Peterborough woman breaks the silence on ovarian cancer with a personal story to offer hope to others
Marilyn Robinson’s Story
July 15, 2017
When Marilyn Robinson was told she had ovarian cancer in 1976, she was 11 years old and the first person in Canada under the age of 21 to be diagnosed with the disease.
“There were no ultrasounds at the time and the doctors didn’t know what was wrong. They asked my parents if they were sure I wasn’t pregnant, which of course I wasn’t,” she says.
After many weeks and many mystifying doctors visits, it was only when Marilyn had exploratory surgery that she was diagnosed. “The doctors removed a tumour the size of a grapefruit from my left ovary,” she said.
What followed was an aggressive treatment regimen. Back then, this included 22 courses of radiation and two years of chemotherapy, during which Marilyn’s family travelled from their home in Peterborough, Ontario, to Toronto.
June, 1978 when Marilyn was in Grade 8.
Her hair and eyebrows were starting to grow back.
“At that time, there was nowhere for families to stay, so my mom stayed in a terrible boarding house across the street from the hospital while I was getting treatment,” she says. “I can never imagine what they went through as parents.” Her family helped raise money to later open the first Ronald McDonald house in Toronto.
Beyond the hospital, however, Marilyn says ovarian cancer wasn’t talked about in her family or among her community. “It was something you kept private.
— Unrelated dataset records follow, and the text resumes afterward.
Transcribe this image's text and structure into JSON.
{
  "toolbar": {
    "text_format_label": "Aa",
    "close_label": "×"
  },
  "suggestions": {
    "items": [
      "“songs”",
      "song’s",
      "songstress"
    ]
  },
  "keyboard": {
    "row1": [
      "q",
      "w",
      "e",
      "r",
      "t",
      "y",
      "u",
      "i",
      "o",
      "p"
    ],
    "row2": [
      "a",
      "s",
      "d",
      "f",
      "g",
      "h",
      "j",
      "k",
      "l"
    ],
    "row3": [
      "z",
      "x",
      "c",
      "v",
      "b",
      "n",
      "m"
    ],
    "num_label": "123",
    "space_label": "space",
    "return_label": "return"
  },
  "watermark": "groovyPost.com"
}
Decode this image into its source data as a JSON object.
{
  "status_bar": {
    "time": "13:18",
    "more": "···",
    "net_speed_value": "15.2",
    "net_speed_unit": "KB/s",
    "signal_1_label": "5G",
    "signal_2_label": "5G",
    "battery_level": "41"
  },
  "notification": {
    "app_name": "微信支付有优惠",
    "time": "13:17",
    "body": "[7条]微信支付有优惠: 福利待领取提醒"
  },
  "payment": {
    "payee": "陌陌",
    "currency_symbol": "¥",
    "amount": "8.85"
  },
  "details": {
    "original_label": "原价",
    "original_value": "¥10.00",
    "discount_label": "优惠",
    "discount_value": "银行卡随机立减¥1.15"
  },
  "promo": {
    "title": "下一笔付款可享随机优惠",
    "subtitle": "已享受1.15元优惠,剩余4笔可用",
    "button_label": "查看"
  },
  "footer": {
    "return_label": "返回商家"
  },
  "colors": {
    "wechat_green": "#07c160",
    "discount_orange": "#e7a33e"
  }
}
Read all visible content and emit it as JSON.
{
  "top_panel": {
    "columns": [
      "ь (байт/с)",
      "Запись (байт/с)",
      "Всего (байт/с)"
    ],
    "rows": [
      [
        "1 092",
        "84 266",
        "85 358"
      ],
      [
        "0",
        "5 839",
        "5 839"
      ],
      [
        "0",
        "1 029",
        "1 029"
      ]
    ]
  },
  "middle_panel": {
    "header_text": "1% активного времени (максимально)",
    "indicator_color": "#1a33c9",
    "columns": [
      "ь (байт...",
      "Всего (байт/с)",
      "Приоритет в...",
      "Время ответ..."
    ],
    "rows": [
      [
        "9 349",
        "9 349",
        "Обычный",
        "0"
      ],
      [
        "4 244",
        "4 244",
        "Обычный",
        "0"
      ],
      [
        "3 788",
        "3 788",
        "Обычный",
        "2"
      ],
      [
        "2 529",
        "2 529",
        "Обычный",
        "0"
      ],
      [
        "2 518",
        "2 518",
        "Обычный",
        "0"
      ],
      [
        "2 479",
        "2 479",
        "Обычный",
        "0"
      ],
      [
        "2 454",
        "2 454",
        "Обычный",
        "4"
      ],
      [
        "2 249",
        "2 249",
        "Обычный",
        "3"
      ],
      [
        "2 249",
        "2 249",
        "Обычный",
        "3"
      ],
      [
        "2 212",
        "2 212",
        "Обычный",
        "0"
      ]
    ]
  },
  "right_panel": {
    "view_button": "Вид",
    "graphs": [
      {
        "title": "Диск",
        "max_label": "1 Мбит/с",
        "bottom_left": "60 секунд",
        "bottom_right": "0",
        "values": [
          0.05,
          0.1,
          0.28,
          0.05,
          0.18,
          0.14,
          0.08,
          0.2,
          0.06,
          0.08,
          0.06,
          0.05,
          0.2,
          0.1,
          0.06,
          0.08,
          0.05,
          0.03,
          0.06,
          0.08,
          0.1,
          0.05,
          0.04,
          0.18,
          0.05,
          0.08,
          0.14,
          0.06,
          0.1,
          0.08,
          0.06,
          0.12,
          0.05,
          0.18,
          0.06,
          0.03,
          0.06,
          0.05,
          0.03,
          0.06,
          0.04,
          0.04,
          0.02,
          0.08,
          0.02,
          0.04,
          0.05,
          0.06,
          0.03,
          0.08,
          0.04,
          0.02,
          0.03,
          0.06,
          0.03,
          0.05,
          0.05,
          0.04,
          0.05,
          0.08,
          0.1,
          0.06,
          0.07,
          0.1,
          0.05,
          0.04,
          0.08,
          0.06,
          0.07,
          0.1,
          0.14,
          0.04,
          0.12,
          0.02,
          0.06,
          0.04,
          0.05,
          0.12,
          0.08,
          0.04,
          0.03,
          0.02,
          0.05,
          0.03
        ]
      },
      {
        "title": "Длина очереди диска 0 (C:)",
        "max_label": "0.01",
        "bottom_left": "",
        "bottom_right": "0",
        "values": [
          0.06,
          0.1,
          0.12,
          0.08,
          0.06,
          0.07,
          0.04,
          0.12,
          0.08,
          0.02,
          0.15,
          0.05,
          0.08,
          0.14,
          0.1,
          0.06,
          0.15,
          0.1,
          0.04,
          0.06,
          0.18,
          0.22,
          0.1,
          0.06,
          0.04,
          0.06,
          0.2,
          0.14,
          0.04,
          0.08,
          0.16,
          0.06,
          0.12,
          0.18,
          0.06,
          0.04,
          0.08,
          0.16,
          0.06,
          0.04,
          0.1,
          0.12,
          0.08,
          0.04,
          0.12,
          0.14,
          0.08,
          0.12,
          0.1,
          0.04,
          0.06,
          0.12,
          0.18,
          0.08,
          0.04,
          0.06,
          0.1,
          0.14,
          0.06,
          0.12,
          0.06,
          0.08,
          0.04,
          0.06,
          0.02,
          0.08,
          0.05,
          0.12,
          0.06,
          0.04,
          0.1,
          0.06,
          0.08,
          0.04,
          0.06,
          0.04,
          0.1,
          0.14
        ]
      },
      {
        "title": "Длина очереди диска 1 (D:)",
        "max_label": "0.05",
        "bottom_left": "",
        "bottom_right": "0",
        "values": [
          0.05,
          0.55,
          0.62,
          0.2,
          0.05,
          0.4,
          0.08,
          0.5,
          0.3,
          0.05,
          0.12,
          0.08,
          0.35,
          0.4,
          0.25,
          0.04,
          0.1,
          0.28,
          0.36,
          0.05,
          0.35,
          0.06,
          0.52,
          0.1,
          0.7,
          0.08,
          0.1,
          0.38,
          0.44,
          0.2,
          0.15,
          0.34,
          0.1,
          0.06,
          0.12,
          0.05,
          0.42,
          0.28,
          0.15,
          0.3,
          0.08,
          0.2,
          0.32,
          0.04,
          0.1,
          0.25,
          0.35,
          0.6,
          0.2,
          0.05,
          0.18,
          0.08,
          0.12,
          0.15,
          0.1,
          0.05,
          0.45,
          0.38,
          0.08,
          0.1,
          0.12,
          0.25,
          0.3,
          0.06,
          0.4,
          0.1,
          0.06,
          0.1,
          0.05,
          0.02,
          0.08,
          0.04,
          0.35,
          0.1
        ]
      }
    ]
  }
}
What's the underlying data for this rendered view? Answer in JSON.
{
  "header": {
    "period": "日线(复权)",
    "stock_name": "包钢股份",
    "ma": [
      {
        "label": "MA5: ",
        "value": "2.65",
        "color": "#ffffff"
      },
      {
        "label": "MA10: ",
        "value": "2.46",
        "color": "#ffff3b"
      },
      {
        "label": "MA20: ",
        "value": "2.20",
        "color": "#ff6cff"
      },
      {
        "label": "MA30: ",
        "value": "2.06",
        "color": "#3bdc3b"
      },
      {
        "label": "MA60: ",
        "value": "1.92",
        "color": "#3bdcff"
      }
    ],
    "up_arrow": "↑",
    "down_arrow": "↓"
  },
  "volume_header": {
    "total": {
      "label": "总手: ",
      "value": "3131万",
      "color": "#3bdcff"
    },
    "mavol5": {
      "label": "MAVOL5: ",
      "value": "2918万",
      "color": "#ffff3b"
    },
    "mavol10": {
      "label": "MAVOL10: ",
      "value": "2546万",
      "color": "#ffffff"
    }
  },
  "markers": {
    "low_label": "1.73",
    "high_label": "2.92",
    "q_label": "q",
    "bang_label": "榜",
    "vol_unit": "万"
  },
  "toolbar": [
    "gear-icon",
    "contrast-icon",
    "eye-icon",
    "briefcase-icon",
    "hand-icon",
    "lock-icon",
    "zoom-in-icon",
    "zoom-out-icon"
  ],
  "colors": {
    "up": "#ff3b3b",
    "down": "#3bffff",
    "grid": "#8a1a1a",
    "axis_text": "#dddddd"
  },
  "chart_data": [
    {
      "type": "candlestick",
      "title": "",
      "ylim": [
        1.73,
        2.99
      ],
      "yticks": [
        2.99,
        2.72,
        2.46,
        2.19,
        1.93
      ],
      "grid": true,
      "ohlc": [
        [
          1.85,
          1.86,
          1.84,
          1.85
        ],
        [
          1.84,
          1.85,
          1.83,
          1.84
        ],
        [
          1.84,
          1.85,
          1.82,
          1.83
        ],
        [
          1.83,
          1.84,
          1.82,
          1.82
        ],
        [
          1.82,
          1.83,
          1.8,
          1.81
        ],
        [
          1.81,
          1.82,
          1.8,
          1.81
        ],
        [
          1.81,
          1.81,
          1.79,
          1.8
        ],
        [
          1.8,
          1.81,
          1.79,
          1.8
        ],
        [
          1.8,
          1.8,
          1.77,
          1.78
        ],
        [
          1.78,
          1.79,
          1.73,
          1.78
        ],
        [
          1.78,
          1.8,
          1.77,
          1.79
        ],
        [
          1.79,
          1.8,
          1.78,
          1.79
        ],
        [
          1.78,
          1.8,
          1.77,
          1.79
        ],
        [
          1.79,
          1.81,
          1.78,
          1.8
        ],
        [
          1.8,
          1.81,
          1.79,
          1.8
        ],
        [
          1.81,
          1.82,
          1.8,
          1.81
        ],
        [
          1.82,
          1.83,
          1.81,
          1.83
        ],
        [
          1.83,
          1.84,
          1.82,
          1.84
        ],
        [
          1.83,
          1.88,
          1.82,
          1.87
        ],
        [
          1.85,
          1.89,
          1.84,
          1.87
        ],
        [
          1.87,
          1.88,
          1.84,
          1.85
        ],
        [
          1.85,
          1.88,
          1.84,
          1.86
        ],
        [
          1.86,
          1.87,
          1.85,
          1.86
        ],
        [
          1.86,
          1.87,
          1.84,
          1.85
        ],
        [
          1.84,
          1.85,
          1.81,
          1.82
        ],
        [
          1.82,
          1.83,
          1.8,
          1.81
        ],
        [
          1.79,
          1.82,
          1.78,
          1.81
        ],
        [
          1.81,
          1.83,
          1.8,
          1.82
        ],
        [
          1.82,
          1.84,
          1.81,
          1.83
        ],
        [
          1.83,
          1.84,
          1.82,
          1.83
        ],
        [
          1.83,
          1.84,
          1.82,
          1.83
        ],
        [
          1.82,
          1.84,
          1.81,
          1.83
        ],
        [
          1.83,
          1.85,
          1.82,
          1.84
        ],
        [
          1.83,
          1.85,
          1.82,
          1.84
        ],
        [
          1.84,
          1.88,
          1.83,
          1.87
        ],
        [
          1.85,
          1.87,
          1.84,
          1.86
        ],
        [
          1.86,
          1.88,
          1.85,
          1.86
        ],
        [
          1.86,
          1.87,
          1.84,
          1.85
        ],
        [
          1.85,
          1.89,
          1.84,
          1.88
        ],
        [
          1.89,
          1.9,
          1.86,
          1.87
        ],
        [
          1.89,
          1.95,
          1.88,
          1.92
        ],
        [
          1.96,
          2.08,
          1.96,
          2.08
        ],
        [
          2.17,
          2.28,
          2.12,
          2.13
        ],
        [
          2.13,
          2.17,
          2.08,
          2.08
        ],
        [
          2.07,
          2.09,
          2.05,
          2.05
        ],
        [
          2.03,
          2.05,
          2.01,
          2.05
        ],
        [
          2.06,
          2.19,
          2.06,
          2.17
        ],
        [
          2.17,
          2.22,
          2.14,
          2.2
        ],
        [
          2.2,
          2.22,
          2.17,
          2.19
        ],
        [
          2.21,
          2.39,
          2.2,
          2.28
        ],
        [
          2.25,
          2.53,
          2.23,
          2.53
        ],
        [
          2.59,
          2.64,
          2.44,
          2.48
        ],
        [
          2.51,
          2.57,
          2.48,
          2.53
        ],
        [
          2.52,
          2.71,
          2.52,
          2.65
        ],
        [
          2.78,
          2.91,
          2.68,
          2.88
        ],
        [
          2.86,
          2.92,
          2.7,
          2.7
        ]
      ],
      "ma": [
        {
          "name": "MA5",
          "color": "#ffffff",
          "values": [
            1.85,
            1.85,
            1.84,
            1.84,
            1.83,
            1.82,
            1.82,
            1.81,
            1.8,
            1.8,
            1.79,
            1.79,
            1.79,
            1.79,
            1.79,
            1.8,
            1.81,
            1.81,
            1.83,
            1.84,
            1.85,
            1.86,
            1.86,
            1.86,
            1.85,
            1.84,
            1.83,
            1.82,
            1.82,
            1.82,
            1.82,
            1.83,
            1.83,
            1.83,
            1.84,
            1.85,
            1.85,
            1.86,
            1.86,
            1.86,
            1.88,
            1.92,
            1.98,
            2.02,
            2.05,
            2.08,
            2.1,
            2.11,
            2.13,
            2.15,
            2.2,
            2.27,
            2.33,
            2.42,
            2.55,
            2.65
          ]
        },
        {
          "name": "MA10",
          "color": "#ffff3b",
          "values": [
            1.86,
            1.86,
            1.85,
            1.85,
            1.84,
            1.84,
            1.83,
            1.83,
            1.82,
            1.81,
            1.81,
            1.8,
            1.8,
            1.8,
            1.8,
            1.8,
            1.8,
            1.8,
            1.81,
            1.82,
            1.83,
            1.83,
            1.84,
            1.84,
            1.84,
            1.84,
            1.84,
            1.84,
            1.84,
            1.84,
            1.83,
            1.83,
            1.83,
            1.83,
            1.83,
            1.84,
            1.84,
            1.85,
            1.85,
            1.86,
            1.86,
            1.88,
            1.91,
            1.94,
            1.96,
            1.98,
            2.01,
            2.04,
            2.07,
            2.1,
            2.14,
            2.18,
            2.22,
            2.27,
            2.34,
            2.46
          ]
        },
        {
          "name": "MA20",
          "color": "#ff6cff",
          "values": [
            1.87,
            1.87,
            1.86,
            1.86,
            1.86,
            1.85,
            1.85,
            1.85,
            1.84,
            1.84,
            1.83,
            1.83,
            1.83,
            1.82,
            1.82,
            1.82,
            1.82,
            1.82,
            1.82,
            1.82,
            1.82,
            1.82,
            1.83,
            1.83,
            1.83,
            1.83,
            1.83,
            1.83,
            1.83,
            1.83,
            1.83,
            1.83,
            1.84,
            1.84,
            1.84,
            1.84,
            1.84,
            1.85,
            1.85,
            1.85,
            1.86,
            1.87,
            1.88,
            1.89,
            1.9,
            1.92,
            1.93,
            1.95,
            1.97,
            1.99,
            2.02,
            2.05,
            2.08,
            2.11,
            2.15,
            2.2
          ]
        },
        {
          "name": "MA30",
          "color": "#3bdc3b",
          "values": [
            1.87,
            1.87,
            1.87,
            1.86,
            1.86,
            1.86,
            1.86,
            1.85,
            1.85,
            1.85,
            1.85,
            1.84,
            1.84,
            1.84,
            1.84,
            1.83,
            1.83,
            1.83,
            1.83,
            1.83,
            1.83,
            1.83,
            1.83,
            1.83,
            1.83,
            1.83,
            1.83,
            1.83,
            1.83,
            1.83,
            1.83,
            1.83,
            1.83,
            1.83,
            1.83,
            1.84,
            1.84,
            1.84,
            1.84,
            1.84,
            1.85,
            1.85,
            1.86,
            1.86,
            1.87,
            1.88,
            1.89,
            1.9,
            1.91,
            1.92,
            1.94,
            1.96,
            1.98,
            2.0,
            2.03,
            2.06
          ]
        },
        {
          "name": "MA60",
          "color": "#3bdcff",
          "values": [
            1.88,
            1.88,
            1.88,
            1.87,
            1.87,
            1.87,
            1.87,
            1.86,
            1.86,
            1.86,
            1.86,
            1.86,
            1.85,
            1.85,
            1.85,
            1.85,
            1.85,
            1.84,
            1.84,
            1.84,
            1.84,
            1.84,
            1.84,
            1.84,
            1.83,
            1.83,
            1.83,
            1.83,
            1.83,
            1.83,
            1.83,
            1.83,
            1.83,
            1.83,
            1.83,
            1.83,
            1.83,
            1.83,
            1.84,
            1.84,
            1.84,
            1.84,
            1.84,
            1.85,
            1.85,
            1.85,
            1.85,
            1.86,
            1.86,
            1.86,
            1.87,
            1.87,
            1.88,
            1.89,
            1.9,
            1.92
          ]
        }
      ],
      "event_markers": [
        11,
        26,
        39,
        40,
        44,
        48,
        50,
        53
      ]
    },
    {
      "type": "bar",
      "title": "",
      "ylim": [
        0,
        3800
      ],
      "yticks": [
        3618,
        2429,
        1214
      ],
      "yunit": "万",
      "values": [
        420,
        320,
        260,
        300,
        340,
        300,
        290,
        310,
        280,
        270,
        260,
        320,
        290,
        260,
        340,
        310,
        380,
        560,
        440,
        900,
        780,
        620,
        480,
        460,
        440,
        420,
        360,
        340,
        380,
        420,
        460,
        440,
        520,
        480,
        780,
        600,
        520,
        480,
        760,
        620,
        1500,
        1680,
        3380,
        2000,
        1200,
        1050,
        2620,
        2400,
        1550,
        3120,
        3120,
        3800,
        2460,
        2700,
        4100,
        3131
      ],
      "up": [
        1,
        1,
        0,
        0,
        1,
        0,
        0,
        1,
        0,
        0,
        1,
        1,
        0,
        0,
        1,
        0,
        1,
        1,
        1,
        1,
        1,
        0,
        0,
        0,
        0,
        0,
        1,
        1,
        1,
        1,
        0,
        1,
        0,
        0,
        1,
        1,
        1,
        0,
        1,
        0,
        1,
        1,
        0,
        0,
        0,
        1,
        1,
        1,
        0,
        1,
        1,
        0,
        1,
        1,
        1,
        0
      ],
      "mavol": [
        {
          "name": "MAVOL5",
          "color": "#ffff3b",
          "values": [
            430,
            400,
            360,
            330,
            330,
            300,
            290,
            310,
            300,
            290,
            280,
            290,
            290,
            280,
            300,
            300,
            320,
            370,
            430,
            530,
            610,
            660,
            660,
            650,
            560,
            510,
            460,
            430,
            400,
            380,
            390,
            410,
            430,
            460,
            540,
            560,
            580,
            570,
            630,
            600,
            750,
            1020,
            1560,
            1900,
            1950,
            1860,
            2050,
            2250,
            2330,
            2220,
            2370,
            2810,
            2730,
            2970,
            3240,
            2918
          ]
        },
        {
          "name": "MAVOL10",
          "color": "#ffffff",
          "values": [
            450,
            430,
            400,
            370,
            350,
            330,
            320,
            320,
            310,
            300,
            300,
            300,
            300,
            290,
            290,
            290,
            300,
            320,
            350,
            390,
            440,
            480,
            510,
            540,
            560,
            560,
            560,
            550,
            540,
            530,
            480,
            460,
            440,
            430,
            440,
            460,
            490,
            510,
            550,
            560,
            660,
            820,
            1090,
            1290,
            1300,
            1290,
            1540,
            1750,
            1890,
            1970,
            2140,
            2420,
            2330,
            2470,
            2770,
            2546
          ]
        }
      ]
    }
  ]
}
You kept it quiet and you dealt with it. That’s the way it was.”
Now 41 years later, she is working to raise awareness as the Chair of the Ovarian Cancer Canada Walk of Hope in Peterborough. “Up until recently when I learned more about the fatality rate of ovarian cancer, I didn’t know just how lucky I am,” Marilyn says. “I hope other women see my story as something to give them hope.”
Marilyn Robinson, Chair of the Ovarian Cancer Canada Walk of Hope
In Canada, 2,800 women are diagnosed with ovarian cancer every year, and 56% of those do not live five years past their diagnosis.
“I think there’s a lot of work to be done,” Marilyn says. “I always wonder when I see how much publicity breast cancer gets and how much support there is: What’s the difference? Just because breasts are on the outside of women’s bodies and we see them and they are sexualized? No one sees ovaries so no one talks about them. This disease doesn’t get the same support.”
While Marilyn has long been an active volunteer in her community, she spoke out for the first time about her own experience with ovarian cancer only recently. “There were people I’d known for years who were quite surprised – they didn’t know this about me,” she said.
September 2014 – Marilyn participating in the
Ovarian Cancer Canada Walk of Hope for the first time
Through volunteer efforts and community involvement, Ms. Robinson has recruited more teams and raised more money for the Walk of Hope than ever before in Peterborough. This year’s goal is to raise $25,000.
Since starting in 2002, the Ovarian Cancer Canada Walk of Hope has raised more than $23-million to provide support, raise awareness and fund research for ovarian cancer. This year the Walk will take place in 39 locations across Canada, including Peterborough, Ontario, on September 10, 2017 at Nicholls Oval Park. Register today.